The male Little Owl was sitting stoically out in heavy rain.

Just up the hill, a Jay picked up a peanut from the top of a stone marking the boundaries of the parishes of St Mary Abbots and Paddington.

Some of them will also take peanuts from your outstretched hand. In bothe cases the bird does it in a non-stop swoop, clearly taking pride in the aerobatic feat.

The Great Crested Grebe family with three chicks were waiting under the stern of the Peter Pan II launch for their mother to return with a fish.

This is one of the young Coots on the Italian Gardens pond. It is just growing its adult flight feathers, but the primaries are still partly encased in their blue covers, which will later split and be removed by preening.

As usual there was a mob of Starlings in the holly tree halfway between Peter Pan and the Italian Garden.

As you can see, the berries are still green and inedible, and it is not clear what the birds like about this tree -- but of course they have to congregate somewhere, and at least it gives them good cover.

Many of the Greylag and Canada geese that spent June and July on the lake to moult and regrow their flight feathers have now left. These three Canada-Greylag hybrids are permanent residents and presumably siblings, as they have been hanging out together for several years.

A few days ago we had a picture of the little Westbourne river flowing into the Long Water around 1840. So here is a hand-coloured engraving of the early 19th century showing the river leaving the park after flowing out of the east end of the Serpentine.

You are looking south and downstream. The buildings flanking the stream stood where the French and Kuwaiti embassies are now. In the background is Knight's Bridge, which for years was the only bridge across the stream for some distance in either direction, and was therefore a notorious haunt of highwaymen who lay in wait to rob travellers. The present day street called Knightsbridge is called after it, of course, and is famous for its expensive shops which, in a way, preserve the tradition.
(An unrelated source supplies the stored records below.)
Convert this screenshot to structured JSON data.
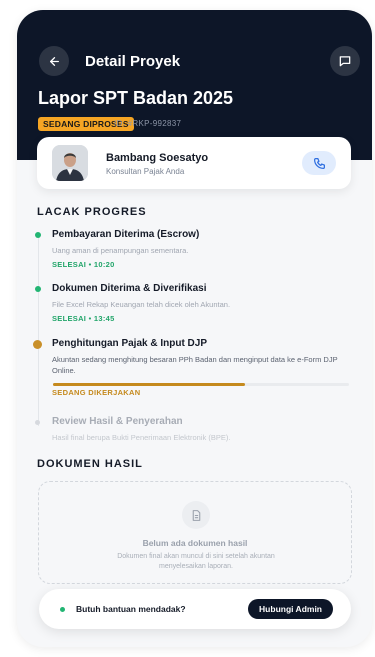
{
  "header": {
    "title": "Detail Proyek",
    "back_icon": "arrow-left-icon",
    "chat_icon": "message-square-icon"
  },
  "project": {
    "title": "Lapor SPT Badan 2025",
    "status": "SEDANG DIPROSES",
    "id": "ID: #RKP-992837"
  },
  "consultant": {
    "name": "Bambang Soesatyo",
    "role": "Konsultan Pajak Anda",
    "call_icon": "phone-icon"
  },
  "tracking": {
    "title": "LACAK PROGRES",
    "steps": [
      {
        "title": "Pembayaran Diterima (Escrow)",
        "desc": "Uang aman di penampungan sementara.",
        "status": "SELESAI • 10:20"
      },
      {
        "title": "Dokumen Diterima & Diverifikasi",
        "desc": "File Excel Rekap Keuangan telah dicek oleh Akuntan.",
        "status": "SELESAI • 13:45"
      },
      {
        "title": "Penghitungan Pajak & Input DJP",
        "desc": "Akuntan sedang menghitung besaran PPh Badan dan menginput data ke e-Form DJP Online.",
        "status": "SEDANG DIKERJAKAN",
        "progress": 0.65
      },
      {
        "title": "Review Hasil & Penyerahan",
        "desc": "Hasil final berupa Bukti Penerimaan Elektronik (BPE)."
      }
    ]
  },
  "documents": {
    "title": "DOKUMEN HASIL",
    "empty_icon": "document-icon",
    "empty_title": "Belum ada dokumen hasil",
    "empty_desc": "Dokumen final akan muncul di sini setelah akuntan menyelesaikan laporan."
  },
  "help": {
    "text": "Butuh bantuan mendadak?",
    "button": "Hubungi Admin"
  },
  "colors": {
    "header_bg": "#0d1628",
    "accent_orange": "#f5a524",
    "progress_gold": "#c58a1e",
    "success_green": "#22b573",
    "call_blue": "#2f6fe0"
  }
}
  1. another amazing scene of old london there. thanks ralph! next time i am at that spot i will visualise that scene. i imagine the house martins may have liked those eaves even then?
    Mark W2

    1. I think that London must have been full of House Martins, Swifts and Swallows then. It's modern buildings that are freezing them out now.

  2. Only nowadays people volunteer to be robbed... Thanks for the history and the interesting picture.
    (I didn't know Greylags & Canadas interbred!)

    1. They shouldn't, should they? -- not even the same genus. But I think that the division between Anser (e.g. Greylag) and Branta (e.g. Canada) is largely the result of ornithologists trying to put things into pigeonholes that look neat to them.